[Records for this exercise]:
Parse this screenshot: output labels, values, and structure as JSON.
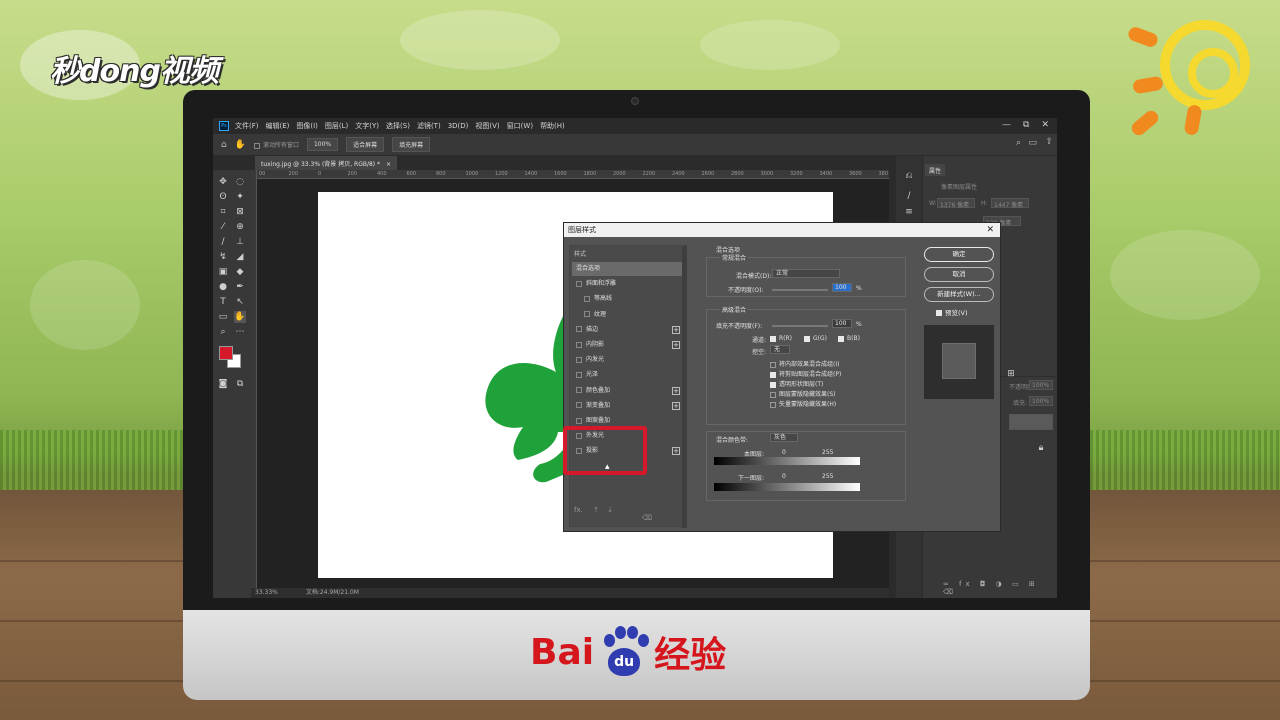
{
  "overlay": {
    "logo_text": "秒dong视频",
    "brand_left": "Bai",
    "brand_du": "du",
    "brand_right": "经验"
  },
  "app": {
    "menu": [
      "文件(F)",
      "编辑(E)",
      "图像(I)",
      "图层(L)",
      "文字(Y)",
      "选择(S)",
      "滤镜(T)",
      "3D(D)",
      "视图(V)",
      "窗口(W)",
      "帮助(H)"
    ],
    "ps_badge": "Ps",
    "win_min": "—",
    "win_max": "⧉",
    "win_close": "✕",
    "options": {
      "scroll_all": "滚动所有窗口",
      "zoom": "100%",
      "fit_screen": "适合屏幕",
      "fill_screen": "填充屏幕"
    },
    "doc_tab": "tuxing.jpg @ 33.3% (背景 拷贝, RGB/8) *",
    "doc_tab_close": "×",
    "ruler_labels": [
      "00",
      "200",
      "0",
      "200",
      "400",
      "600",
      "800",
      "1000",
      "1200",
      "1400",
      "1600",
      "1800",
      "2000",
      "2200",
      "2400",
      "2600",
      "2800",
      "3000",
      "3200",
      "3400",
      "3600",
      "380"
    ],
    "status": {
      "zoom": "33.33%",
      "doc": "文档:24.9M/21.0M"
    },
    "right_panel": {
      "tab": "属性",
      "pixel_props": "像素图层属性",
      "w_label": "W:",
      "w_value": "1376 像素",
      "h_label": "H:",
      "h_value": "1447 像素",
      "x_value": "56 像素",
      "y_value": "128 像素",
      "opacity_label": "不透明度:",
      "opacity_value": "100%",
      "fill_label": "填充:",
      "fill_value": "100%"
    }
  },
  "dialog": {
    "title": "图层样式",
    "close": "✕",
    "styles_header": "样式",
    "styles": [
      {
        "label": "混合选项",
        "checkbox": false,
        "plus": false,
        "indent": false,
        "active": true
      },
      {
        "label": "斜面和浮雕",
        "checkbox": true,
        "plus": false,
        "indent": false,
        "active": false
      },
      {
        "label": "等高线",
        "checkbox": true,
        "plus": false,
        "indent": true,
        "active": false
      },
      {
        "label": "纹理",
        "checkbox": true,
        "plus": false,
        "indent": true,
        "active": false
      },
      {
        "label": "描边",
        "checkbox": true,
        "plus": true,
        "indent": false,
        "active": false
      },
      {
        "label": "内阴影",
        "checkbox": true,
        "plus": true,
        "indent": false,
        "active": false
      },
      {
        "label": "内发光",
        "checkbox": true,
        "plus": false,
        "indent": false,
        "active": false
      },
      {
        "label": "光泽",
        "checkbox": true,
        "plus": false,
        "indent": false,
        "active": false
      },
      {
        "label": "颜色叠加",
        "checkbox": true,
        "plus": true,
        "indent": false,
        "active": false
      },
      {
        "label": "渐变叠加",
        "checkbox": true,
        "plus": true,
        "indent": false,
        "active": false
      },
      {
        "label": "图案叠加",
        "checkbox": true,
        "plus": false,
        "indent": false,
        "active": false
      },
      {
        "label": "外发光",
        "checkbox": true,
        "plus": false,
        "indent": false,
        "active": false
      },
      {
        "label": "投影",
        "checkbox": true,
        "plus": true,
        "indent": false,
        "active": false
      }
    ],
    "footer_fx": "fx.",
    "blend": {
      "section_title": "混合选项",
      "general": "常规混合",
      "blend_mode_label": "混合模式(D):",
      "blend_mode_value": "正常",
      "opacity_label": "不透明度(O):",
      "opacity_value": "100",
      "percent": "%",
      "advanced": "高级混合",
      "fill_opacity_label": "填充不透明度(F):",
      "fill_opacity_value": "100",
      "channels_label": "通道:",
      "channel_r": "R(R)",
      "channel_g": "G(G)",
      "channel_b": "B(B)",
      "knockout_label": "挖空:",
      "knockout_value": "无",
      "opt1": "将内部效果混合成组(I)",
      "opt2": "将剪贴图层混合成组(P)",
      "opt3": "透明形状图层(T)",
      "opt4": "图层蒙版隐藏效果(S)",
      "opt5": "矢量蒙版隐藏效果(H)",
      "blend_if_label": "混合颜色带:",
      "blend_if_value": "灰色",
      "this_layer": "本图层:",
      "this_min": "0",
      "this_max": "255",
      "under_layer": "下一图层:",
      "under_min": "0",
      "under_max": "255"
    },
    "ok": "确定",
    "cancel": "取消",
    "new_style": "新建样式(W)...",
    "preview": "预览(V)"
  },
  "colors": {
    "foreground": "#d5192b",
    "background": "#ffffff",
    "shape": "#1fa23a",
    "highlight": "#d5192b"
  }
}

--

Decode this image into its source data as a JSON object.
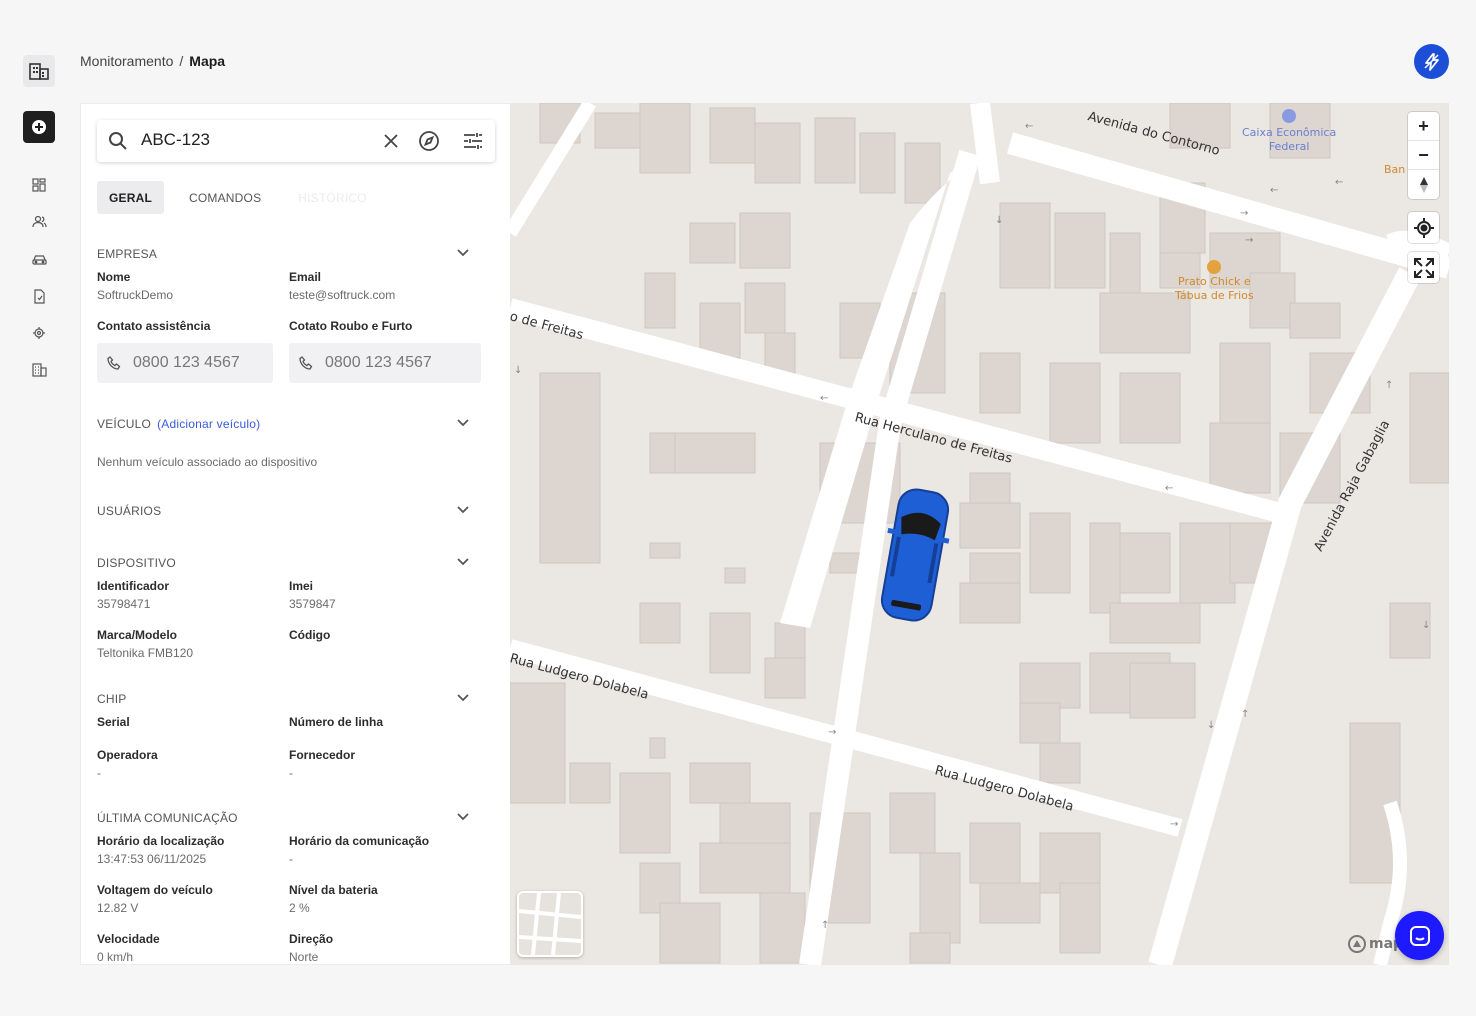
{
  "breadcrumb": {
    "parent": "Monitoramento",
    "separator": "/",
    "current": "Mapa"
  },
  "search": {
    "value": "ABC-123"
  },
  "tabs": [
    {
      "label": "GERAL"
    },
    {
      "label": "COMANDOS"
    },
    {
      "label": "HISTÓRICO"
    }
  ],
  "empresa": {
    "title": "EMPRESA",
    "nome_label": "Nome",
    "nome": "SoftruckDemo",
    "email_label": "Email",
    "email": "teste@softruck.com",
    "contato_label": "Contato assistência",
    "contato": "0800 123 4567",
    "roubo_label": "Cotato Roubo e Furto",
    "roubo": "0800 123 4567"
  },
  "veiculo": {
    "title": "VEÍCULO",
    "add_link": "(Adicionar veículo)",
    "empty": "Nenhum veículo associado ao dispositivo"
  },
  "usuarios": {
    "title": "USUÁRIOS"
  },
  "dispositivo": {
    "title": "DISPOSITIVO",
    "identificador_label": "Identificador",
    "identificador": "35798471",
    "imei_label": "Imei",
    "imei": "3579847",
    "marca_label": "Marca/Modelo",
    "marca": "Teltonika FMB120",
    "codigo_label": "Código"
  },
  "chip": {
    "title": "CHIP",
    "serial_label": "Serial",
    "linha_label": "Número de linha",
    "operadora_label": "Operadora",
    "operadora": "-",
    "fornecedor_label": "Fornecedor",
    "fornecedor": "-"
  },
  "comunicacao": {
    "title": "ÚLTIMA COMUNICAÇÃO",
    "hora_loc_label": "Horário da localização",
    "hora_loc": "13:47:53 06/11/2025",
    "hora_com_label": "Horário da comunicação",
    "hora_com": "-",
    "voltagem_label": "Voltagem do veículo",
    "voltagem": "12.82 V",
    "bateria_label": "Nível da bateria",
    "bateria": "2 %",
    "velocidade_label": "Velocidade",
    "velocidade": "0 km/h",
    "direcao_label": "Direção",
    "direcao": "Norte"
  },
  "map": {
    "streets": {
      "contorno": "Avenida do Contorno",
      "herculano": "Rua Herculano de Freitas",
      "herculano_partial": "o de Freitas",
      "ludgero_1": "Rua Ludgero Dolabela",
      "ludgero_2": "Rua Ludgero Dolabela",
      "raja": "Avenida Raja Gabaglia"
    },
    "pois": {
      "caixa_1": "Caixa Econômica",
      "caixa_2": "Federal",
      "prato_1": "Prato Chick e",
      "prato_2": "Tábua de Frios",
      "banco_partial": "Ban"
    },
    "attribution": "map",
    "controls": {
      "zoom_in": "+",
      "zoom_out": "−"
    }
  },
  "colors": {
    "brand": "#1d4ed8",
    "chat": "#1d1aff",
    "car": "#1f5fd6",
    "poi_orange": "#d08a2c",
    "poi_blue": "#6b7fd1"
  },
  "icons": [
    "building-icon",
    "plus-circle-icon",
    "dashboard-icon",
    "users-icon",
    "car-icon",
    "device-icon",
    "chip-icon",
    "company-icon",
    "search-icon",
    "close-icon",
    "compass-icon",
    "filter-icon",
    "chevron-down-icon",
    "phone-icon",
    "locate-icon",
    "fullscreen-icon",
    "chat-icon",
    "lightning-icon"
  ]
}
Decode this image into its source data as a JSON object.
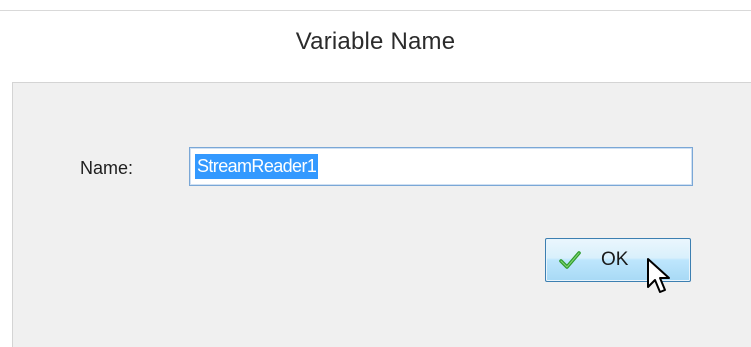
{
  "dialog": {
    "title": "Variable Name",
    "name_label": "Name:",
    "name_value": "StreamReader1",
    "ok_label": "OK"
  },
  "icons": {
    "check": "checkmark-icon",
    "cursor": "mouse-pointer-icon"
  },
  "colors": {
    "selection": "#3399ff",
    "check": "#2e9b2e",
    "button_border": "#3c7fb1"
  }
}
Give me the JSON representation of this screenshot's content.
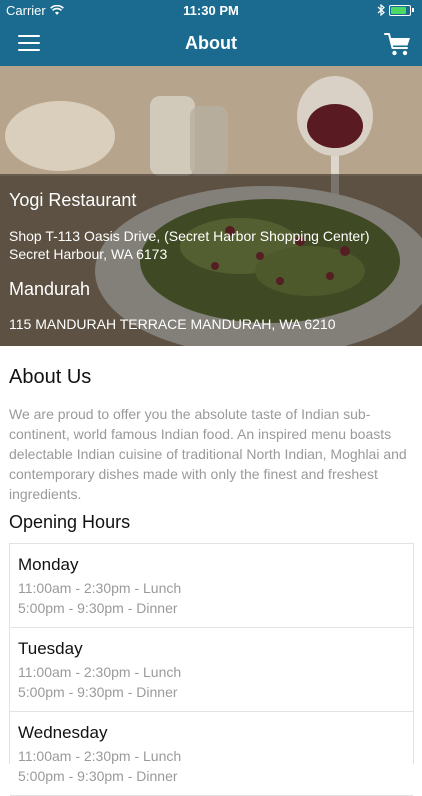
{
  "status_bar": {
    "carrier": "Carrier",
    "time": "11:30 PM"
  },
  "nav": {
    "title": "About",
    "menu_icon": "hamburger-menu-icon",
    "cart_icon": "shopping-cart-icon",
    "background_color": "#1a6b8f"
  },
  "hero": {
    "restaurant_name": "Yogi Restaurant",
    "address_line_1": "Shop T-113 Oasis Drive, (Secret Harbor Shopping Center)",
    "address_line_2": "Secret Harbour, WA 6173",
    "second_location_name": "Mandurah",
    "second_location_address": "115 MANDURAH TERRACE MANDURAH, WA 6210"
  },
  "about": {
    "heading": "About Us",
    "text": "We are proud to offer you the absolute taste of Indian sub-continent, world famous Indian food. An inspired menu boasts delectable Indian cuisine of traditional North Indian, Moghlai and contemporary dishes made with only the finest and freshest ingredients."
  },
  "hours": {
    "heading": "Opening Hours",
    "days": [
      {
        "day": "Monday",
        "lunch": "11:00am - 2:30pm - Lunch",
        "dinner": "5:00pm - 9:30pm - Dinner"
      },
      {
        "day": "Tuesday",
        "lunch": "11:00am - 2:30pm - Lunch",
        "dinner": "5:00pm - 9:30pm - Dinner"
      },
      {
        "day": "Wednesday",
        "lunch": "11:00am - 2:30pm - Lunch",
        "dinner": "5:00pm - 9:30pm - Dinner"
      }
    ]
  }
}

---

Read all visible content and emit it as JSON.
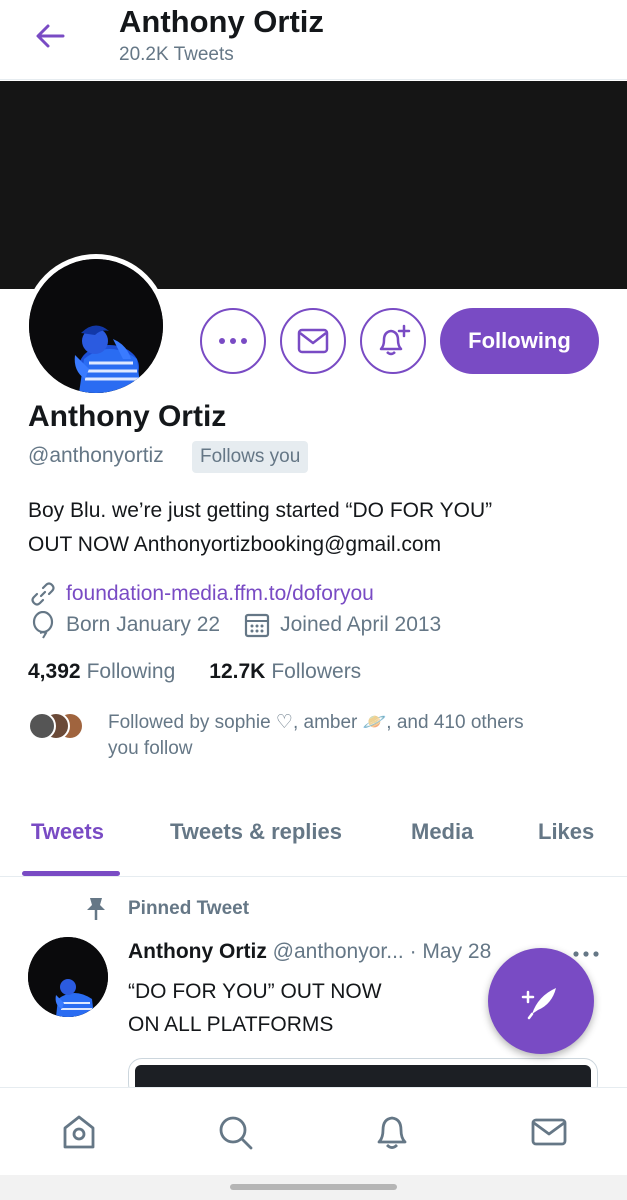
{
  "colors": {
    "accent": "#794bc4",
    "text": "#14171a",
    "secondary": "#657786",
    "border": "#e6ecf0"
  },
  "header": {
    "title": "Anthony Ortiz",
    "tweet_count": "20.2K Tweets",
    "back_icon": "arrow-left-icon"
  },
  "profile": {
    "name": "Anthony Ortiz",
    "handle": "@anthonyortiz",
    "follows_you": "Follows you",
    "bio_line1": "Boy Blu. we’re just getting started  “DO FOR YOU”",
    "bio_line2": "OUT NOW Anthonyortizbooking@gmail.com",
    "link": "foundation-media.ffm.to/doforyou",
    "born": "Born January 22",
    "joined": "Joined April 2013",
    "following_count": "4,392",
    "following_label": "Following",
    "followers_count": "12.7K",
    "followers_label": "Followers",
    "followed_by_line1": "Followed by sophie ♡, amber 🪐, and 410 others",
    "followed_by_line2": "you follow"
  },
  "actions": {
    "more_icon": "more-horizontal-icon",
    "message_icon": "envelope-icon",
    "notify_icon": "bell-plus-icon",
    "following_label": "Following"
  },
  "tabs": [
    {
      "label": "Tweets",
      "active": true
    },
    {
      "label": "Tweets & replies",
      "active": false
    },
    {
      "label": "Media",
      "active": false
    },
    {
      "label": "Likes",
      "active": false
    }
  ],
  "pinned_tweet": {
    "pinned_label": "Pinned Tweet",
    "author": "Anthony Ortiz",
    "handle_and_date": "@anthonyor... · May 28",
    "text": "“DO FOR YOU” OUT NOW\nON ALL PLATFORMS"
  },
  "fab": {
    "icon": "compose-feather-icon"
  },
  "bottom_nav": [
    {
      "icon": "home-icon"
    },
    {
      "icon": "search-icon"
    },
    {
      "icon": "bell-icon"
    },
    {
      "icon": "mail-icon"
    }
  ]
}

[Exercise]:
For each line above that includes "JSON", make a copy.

[The answer]:
Parse this screenshot: output labels, values, and structure as JSON.
Decode this image into its source data as a JSON object.
Decode this image into its source data as a JSON object.
Give me the JSON representation of this screenshot's content.
Read all visible content and emit it as JSON.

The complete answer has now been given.